• [WHAT YOU WILL DO]:
State the number of lines in these records that include the word "点击下载", and add nothing to it.

*** Opening RECORD EXCERPTS ***

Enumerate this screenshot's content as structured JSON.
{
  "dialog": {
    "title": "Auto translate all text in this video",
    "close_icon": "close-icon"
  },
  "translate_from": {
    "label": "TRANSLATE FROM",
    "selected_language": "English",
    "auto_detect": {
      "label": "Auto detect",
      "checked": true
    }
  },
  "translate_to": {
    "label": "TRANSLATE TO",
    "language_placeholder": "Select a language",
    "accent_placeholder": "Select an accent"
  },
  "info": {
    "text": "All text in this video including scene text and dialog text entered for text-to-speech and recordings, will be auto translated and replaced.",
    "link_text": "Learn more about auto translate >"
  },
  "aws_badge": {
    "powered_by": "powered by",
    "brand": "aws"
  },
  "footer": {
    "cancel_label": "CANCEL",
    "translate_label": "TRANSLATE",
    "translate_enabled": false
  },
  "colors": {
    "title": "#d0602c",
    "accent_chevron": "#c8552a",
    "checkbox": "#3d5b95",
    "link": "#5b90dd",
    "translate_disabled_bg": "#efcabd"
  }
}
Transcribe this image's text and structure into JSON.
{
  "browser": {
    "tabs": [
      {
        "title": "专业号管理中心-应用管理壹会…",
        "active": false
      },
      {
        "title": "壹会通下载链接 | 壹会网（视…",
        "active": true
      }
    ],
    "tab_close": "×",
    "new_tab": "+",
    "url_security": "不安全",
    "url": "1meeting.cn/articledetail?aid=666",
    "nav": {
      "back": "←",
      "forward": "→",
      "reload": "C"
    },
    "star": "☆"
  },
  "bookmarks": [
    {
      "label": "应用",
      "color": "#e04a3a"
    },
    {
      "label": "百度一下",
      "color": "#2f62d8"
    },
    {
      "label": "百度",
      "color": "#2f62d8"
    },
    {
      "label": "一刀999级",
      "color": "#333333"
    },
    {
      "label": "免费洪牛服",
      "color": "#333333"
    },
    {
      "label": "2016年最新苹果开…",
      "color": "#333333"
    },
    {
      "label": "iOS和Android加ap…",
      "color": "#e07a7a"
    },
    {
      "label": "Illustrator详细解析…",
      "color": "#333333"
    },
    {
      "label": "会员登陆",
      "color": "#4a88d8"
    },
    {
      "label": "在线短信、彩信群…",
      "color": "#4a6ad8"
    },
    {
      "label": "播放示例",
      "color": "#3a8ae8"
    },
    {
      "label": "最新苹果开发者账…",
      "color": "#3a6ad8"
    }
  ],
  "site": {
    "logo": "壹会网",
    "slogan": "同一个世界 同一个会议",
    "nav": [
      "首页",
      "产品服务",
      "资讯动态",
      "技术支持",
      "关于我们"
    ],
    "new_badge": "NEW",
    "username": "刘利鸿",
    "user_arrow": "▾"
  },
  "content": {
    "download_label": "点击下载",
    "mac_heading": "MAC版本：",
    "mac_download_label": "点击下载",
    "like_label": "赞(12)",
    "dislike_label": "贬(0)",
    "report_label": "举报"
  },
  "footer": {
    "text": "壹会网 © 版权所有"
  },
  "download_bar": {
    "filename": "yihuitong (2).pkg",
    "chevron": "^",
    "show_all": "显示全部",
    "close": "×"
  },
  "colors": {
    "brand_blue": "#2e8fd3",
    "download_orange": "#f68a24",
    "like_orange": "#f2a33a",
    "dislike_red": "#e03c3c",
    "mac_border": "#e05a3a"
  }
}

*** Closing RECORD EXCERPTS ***
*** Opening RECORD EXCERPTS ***

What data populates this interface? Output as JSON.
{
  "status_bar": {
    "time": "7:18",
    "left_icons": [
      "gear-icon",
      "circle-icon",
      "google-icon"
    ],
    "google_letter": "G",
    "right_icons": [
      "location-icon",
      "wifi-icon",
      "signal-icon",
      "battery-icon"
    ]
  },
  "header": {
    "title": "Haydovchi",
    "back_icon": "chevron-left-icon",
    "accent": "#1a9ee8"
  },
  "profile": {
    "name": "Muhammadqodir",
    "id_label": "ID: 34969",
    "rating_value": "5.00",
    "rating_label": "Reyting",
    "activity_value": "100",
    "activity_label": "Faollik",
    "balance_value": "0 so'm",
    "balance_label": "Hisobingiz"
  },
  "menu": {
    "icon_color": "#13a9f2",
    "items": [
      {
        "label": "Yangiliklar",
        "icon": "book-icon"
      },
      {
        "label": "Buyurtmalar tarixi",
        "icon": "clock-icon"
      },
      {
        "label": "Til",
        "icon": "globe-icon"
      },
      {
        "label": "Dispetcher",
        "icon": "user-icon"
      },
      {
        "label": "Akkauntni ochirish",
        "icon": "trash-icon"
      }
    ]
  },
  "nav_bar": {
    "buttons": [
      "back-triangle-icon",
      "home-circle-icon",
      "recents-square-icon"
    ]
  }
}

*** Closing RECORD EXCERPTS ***

• [SOLUTION]:
2